James: Well, we don’t have hover boards and wear silver suits yet. Kids are not glued to screens with robotic teachers. Books and board games is still the best part of the day at first nutrition break so I am not sure you would really be able to see a difference. I apologize for my sarcasm. I mean no offence. Really. If you had asked me what school would look like in the year 2013 when I was in grade 5 I would have said flying in cars and learning from robots! (I think Ms. McTavish assigned that project!) You can feel a difference at Eastwood School. At least that is what almost every visitor has said to me at one point or another. What you can feel is a calm energy that comes when we are all functioning at very close wavelengths. Kids are working at learning and teachers are learning while working. It is symbiotic. The technology that is incorporated into the day and the learning is organic. Getting an iPad is not a monumental event. Students do not run full tilt to the power cart. It sits open and students get them when they need them. There are no more labs. We do not covet our tools in closets or the Principal’s office to gather dust. I would say that the novelty of the device is gone. What is left is a new type of pen and pencil. Kids view them as tools to do the business of learning. It is not the device that has made the difference at Eastwood it is the inherent connectivity that has. The device without Wi-Fi access would be like having a Porsche without tires. You can enjoy the look and the rev of that awesome engine you just couldn’t go anywhere. Kids do walk around with devices. We have BYOD norms. Before you even walked in the door you would recognize we have a pretty substantial online presence. Short of that we have a staff that continue to learn and grow in the area of tech. utilization, integration and content creation. We are as careful as we can be with regards to where and how we spend our limited budget dollars. We also are always looking for innovative ways to build community partnerships. Two years ago we were awarded a reading grant, the first in the district, and we gained the opportunity to spend eighty thousand dollars on learning resources. So as a school that has its act together I would say that we have found the reasonable and appropriate place to infuse technological tools to enhance our learning. I would say that we have been responsible digital citizens. I would also say we’ve lots to learn and much work to do.

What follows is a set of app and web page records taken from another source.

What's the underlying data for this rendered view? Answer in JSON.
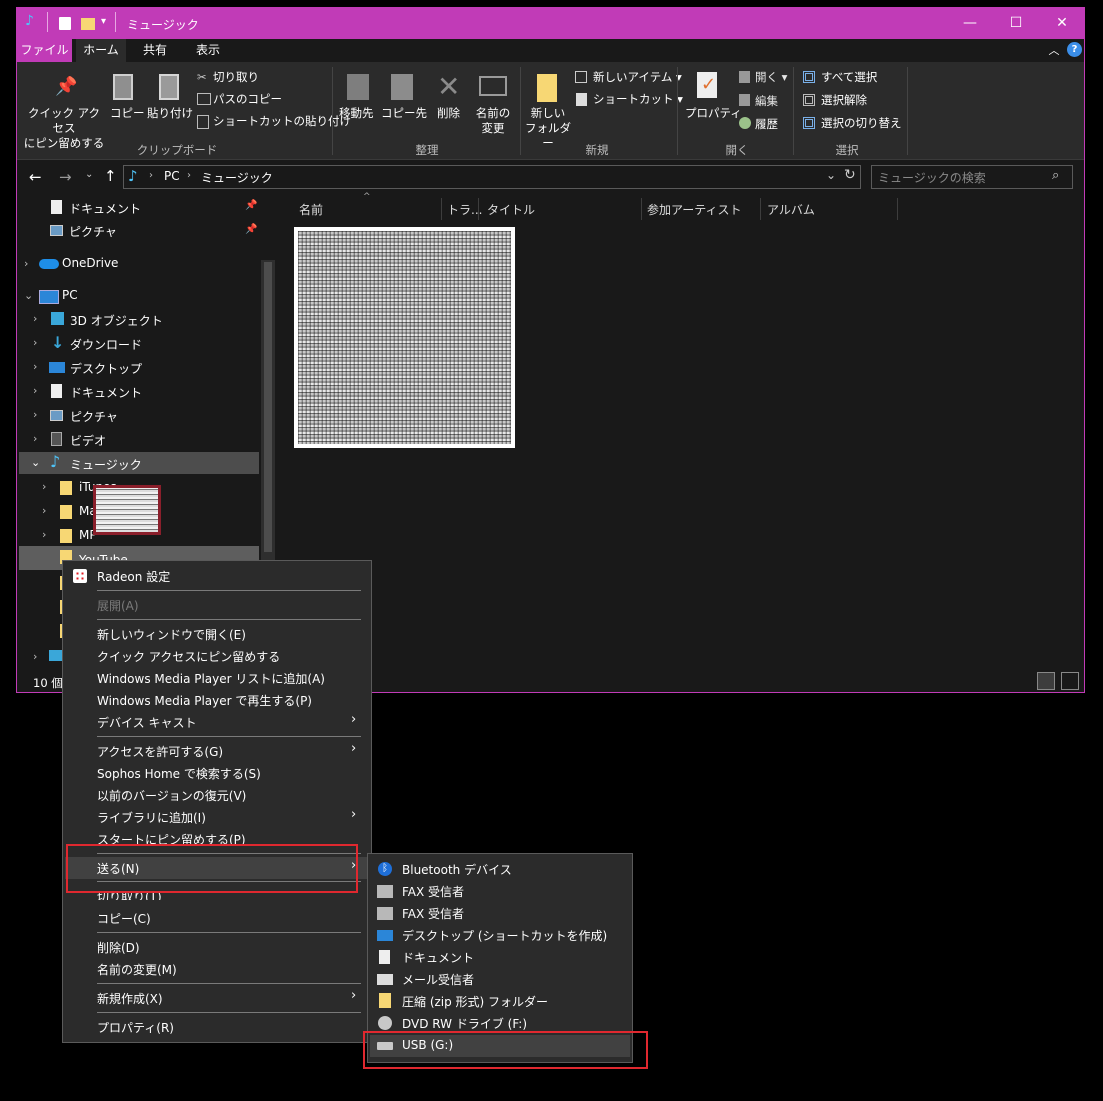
{
  "window": {
    "title": "ミュージック",
    "accent": "#c13bb7",
    "controls": {
      "minimize": "—",
      "maximize": "☐",
      "close": "✕"
    }
  },
  "ribbon_tabs": [
    "ファイル",
    "ホーム",
    "共有",
    "表示"
  ],
  "ribbon": {
    "pin": "クイック アクセス\nにピン留めする",
    "copy": "コピー",
    "paste": "貼り付け",
    "cut": "切り取り",
    "copy_path": "パスのコピー",
    "paste_shortcut": "ショートカットの貼り付け",
    "group_clipboard": "クリップボード",
    "move_to": "移動先",
    "copy_to": "コピー先",
    "delete": "削除",
    "rename": "名前の\n変更",
    "group_organize": "整理",
    "new_folder": "新しい\nフォルダー",
    "new_item": "新しいアイテム ▾",
    "shortcut": "ショートカット ▾",
    "group_new": "新規",
    "properties": "プロパティ",
    "open": "開く ▾",
    "edit": "編集",
    "history": "履歴",
    "group_open": "開く",
    "select_all": "すべて選択",
    "select_none": "選択解除",
    "invert_selection": "選択の切り替え",
    "group_select": "選択"
  },
  "address": {
    "crumb1": "PC",
    "crumb2": "ミュージック",
    "search_placeholder": "ミュージックの検索"
  },
  "columns": [
    "名前",
    "トラ...",
    "タイトル",
    "参加アーティスト",
    "アルバム"
  ],
  "nav": {
    "pinned": [
      "ドキュメント",
      "ピクチャ"
    ],
    "onedrive": "OneDrive",
    "pc": "PC",
    "pc_items": [
      "3D オブジェクト",
      "ダウンロード",
      "デスクトップ",
      "ドキュメント",
      "ピクチャ",
      "ビデオ",
      "ミュージック"
    ],
    "music_children": [
      "iTunes",
      "Ma",
      "MP",
      "YouTube"
    ]
  },
  "status": {
    "count": "10 個"
  },
  "context_menu": {
    "radeon": "Radeon 設定",
    "expand": "展開(A)",
    "open_new_window": "新しいウィンドウで開く(E)",
    "pin_quick": "クイック アクセスにピン留めする",
    "wmp_add": "Windows Media Player リストに追加(A)",
    "wmp_play": "Windows Media Player で再生する(P)",
    "cast": "デバイス キャスト",
    "give_access": "アクセスを許可する(G)",
    "sophos": "Sophos Home で検索する(S)",
    "restore": "以前のバージョンの復元(V)",
    "library": "ライブラリに追加(I)",
    "pin_start": "スタートにピン留めする(P)",
    "send_to": "送る(N)",
    "cut": "切り取り(T)",
    "copy": "コピー(C)",
    "delete": "削除(D)",
    "rename": "名前の変更(M)",
    "new": "新規作成(X)",
    "properties": "プロパティ(R)"
  },
  "send_to_menu": {
    "bluetooth": "Bluetooth デバイス",
    "fax1": "FAX 受信者",
    "fax2": "FAX 受信者",
    "desktop": "デスクトップ (ショートカットを作成)",
    "documents": "ドキュメント",
    "mail": "メール受信者",
    "zip": "圧縮 (zip 形式) フォルダー",
    "dvd": "DVD RW ドライブ (F:)",
    "usb": "USB (G:)"
  }
}
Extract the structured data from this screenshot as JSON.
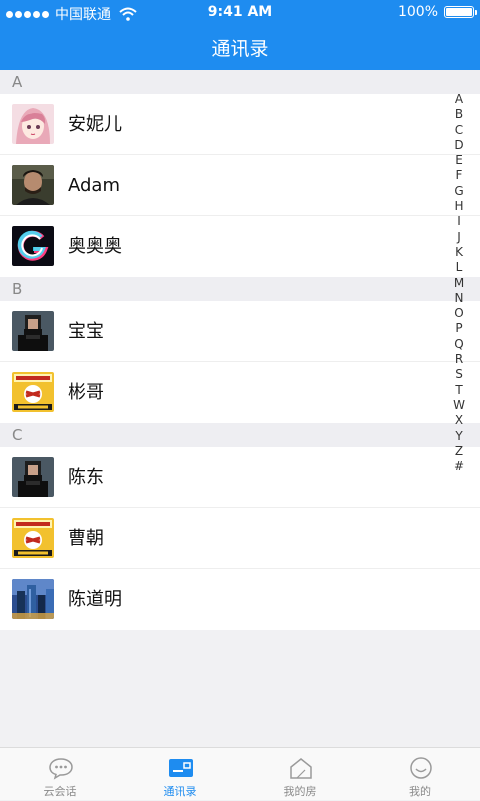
{
  "status_bar": {
    "carrier": "中国联通",
    "time": "9:41 AM",
    "battery": "100%",
    "battery_level": 1.0
  },
  "nav": {
    "title": "通讯录"
  },
  "sections": [
    {
      "header": "A",
      "contacts": [
        {
          "name": "安妮儿",
          "avatar": "anime-girl-avatar"
        },
        {
          "name": "Adam",
          "avatar": "man-photo-avatar"
        },
        {
          "name": "奥奥奥",
          "avatar": "g-logo-avatar"
        }
      ]
    },
    {
      "header": "B",
      "contacts": [
        {
          "name": "宝宝",
          "avatar": "pixel-person-avatar"
        },
        {
          "name": "彬哥",
          "avatar": "cigarette-pack-avatar"
        }
      ]
    },
    {
      "header": "C",
      "contacts": [
        {
          "name": "陈东",
          "avatar": "pixel-person-avatar"
        },
        {
          "name": "曹朝",
          "avatar": "cigarette-pack-avatar"
        },
        {
          "name": "陈道明",
          "avatar": "city-skyline-avatar"
        }
      ]
    }
  ],
  "index": [
    "A",
    "B",
    "C",
    "D",
    "E",
    "F",
    "G",
    "H",
    "I",
    "J",
    "K",
    "L",
    "M",
    "N",
    "O",
    "P",
    "Q",
    "R",
    "S",
    "T",
    "W",
    "X",
    "Y",
    "Z",
    "#"
  ],
  "tabs": [
    {
      "label": "云会话",
      "icon": "chat-bubble-icon",
      "active": false
    },
    {
      "label": "通讯录",
      "icon": "contacts-card-icon",
      "active": true
    },
    {
      "label": "我的房",
      "icon": "house-icon",
      "active": false
    },
    {
      "label": "我的",
      "icon": "smiley-icon",
      "active": false
    }
  ],
  "colors": {
    "primary": "#1e8cf0",
    "section_bg": "#eeeef2",
    "tab_inactive": "#8a8a8a"
  }
}
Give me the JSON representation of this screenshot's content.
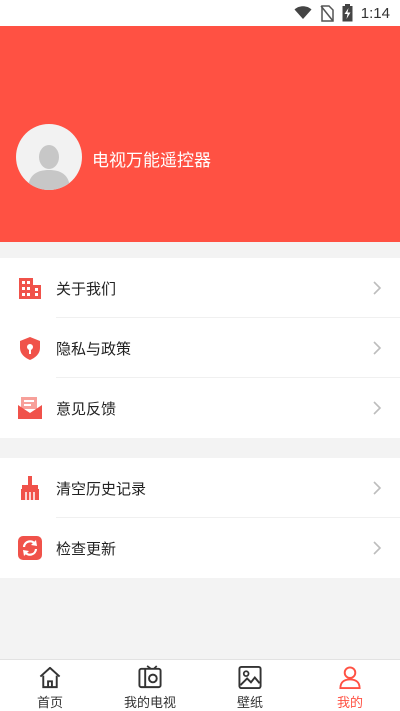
{
  "status_bar": {
    "time": "1:14",
    "icons": [
      "wifi-icon",
      "no-sim-icon",
      "battery-charging-icon"
    ]
  },
  "profile": {
    "app_name": "电视万能遥控器",
    "avatar_icon": "default-avatar-icon"
  },
  "menu_group_1": [
    {
      "label": "关于我们",
      "icon": "building-icon"
    },
    {
      "label": "隐私与政策",
      "icon": "shield-icon"
    },
    {
      "label": "意见反馈",
      "icon": "mail-icon"
    }
  ],
  "menu_group_2": [
    {
      "label": "清空历史记录",
      "icon": "broom-icon"
    },
    {
      "label": "检查更新",
      "icon": "refresh-icon"
    }
  ],
  "tabbar": {
    "tabs": [
      {
        "label": "首页",
        "icon": "home-icon",
        "active": false
      },
      {
        "label": "我的电视",
        "icon": "tv-icon",
        "active": false
      },
      {
        "label": "壁纸",
        "icon": "image-icon",
        "active": false
      },
      {
        "label": "我的",
        "icon": "user-icon",
        "active": true
      }
    ]
  },
  "colors": {
    "accent": "#ff5143",
    "icon_red": "#f0524a",
    "background": "#f3f3f3"
  }
}
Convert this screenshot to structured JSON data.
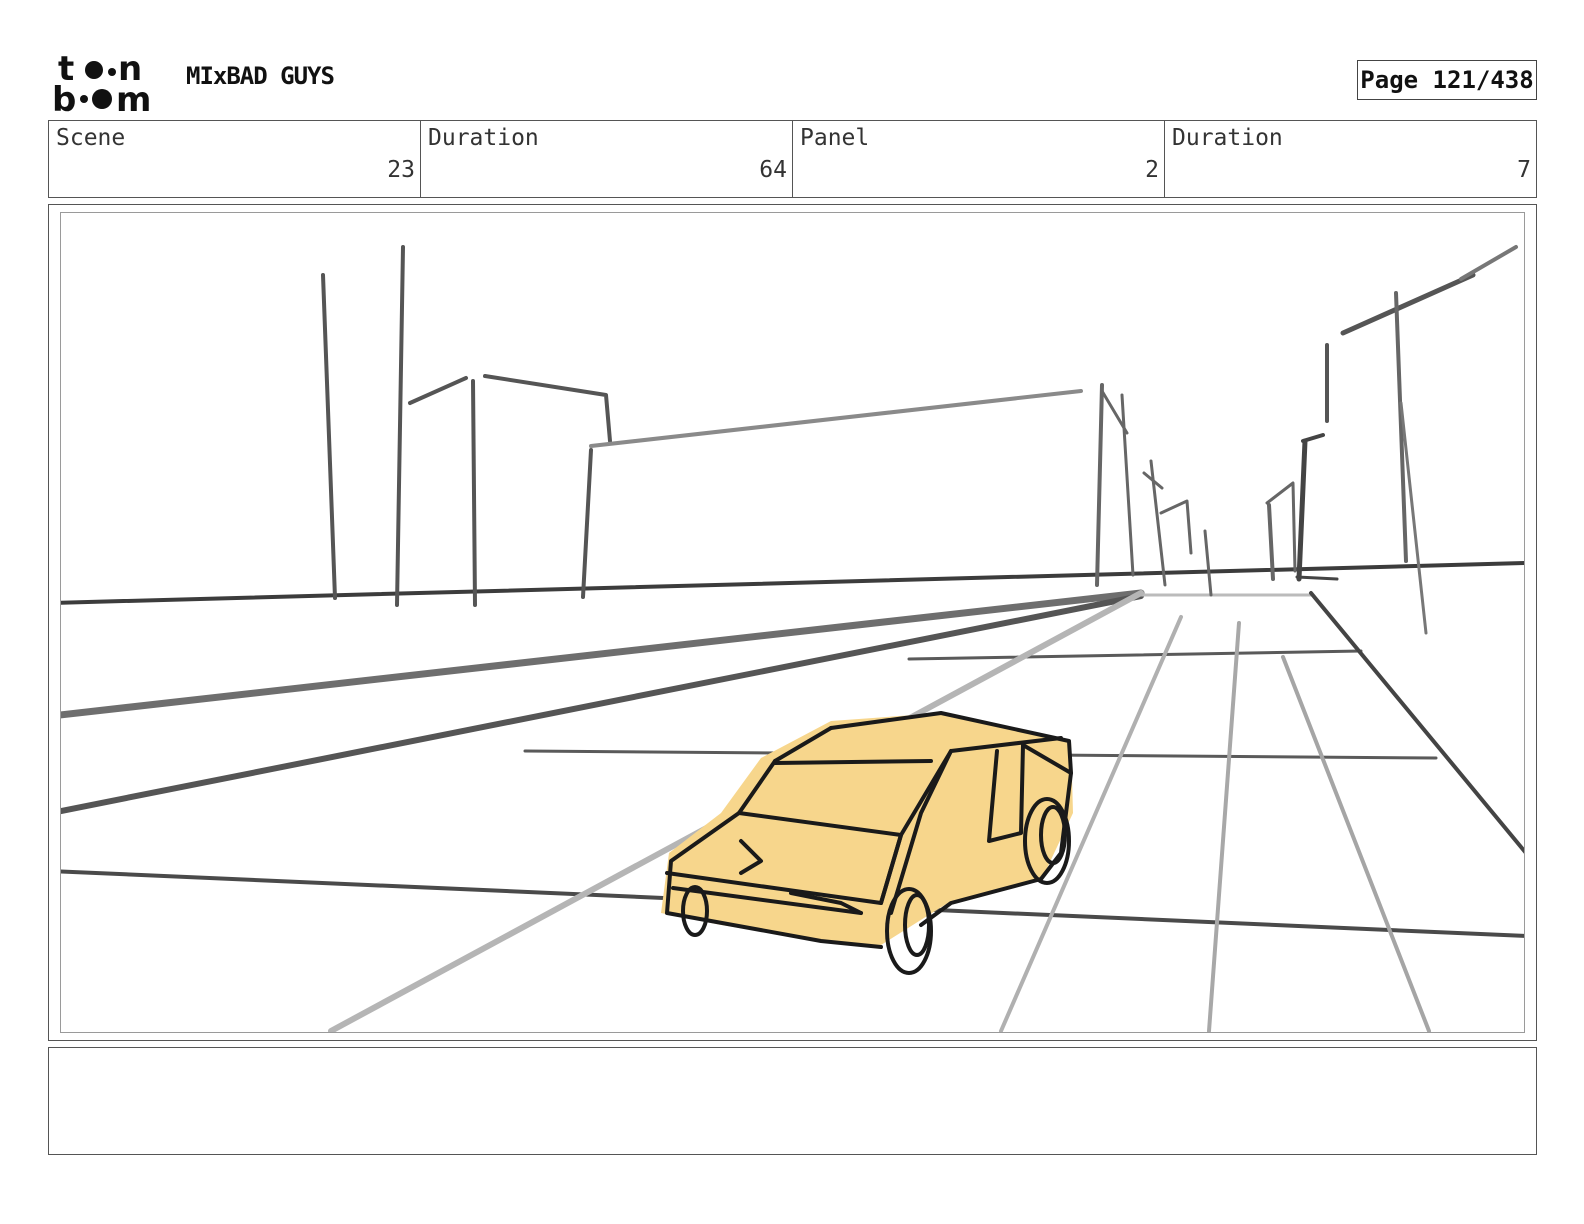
{
  "header": {
    "logo_text": "toon boom",
    "project_title": "MIxBAD GUYS",
    "page_label": "Page 121/438"
  },
  "info": [
    {
      "label": "Scene",
      "value": "23"
    },
    {
      "label": "Duration",
      "value": "64"
    },
    {
      "label": "Panel",
      "value": "2"
    },
    {
      "label": "Duration",
      "value": "7"
    }
  ],
  "panel": {
    "sketch_fill": "#f7d68c",
    "line_color": "#444444"
  },
  "notes": {
    "text": ""
  }
}
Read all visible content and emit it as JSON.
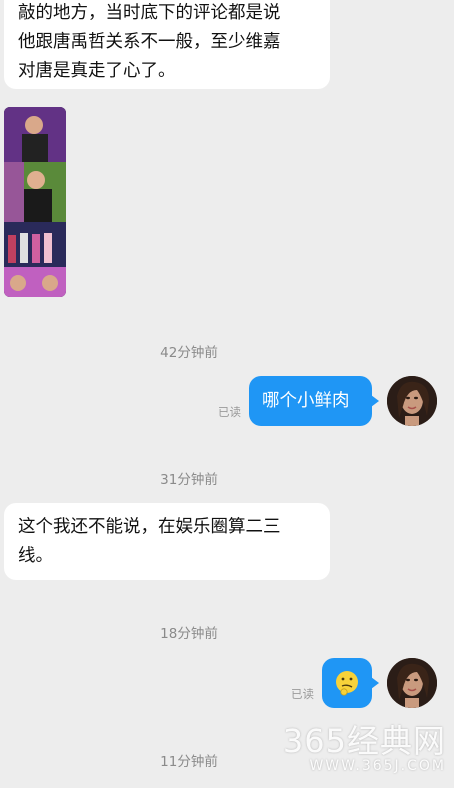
{
  "messages": {
    "first_incoming": {
      "lines": [
        "敲的地方，当时底下的评论都是说",
        "他跟唐禹哲关系不一般，至少维嘉",
        "对唐是真走了心了。"
      ]
    },
    "timestamp_1": "42分钟前",
    "outgoing_1": {
      "text": "哪个小鲜肉",
      "read": "已读"
    },
    "timestamp_2": "31分钟前",
    "second_incoming": {
      "lines": [
        "这个我还不能说，在娱乐圈算二三",
        "线。"
      ]
    },
    "timestamp_3": "18分钟前",
    "outgoing_2": {
      "emoji": "🤔",
      "read": "已读"
    },
    "timestamp_4": "11分钟前"
  },
  "watermark": {
    "main": "365经典网",
    "sub": "WWW.365J.COM"
  },
  "colors": {
    "outgoing_bubble": "#1f96f5",
    "incoming_bubble": "#ffffff",
    "background": "#ededed"
  }
}
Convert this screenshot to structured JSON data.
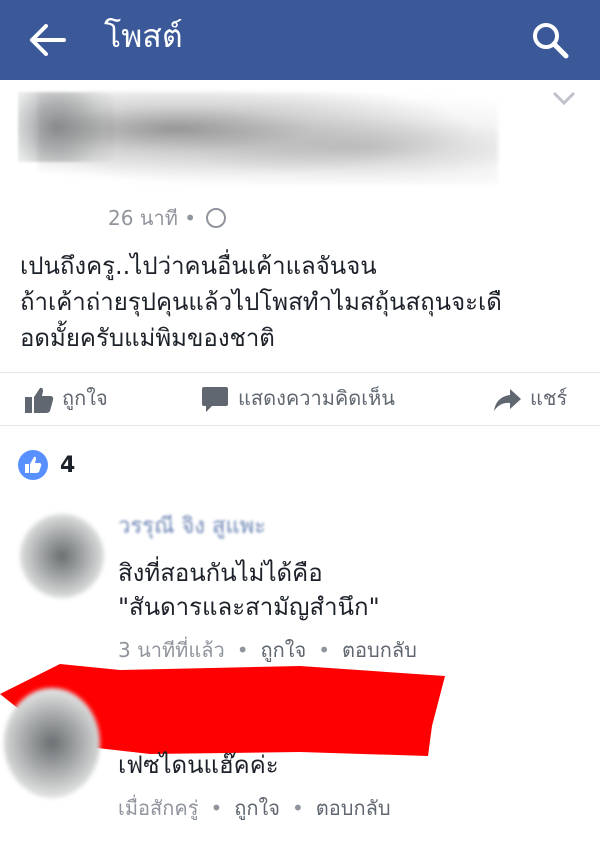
{
  "header": {
    "title": "โพสต์",
    "back_icon": "arrow-left-icon",
    "search_icon": "search-icon",
    "color": "#3b5998"
  },
  "post": {
    "time": "26 นาที •",
    "text_lines": [
      "เปนถึงครู..ไปว่าคนอื่นเค้าแลจันจน",
      "ถ้าเค้าถ่ายรุปคุนแล้วไปโพสทำไมสถุ้นสถุนจะเดื",
      "อดมั้ยครับแม่พิมของชาติ"
    ],
    "actions": {
      "like": "ถูกใจ",
      "comment": "แสดงความคิดเห็น",
      "share": "แชร์"
    }
  },
  "reactions": {
    "count": "4"
  },
  "comments": [
    {
      "name": "วรรุณี จิง สูแพะ",
      "text_lines": [
        "สิงที่สอนกันไม่ได้คือ",
        "\"สันดารและสามัญสำนึก\""
      ],
      "time": "3 นาทีที่แล้ว",
      "like": "ถูกใจ",
      "reply": "ตอบกลับ"
    },
    {
      "text_lines": [
        "เฟซไดนแฮ๊คค่ะ"
      ],
      "time": "เมื่อสักครู่",
      "like": "ถูกใจ",
      "reply": "ตอบกลับ"
    }
  ],
  "colors": {
    "redaction": "#ff0000",
    "link": "#365899",
    "meta": "#90949c"
  }
}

Thanks Doug for allowing me to share here. If you wish to read the interview in its entirety please follow the links to Off the Record.
Tomorrow’s post–Hey Principals! Are Those Teachers on Twitter?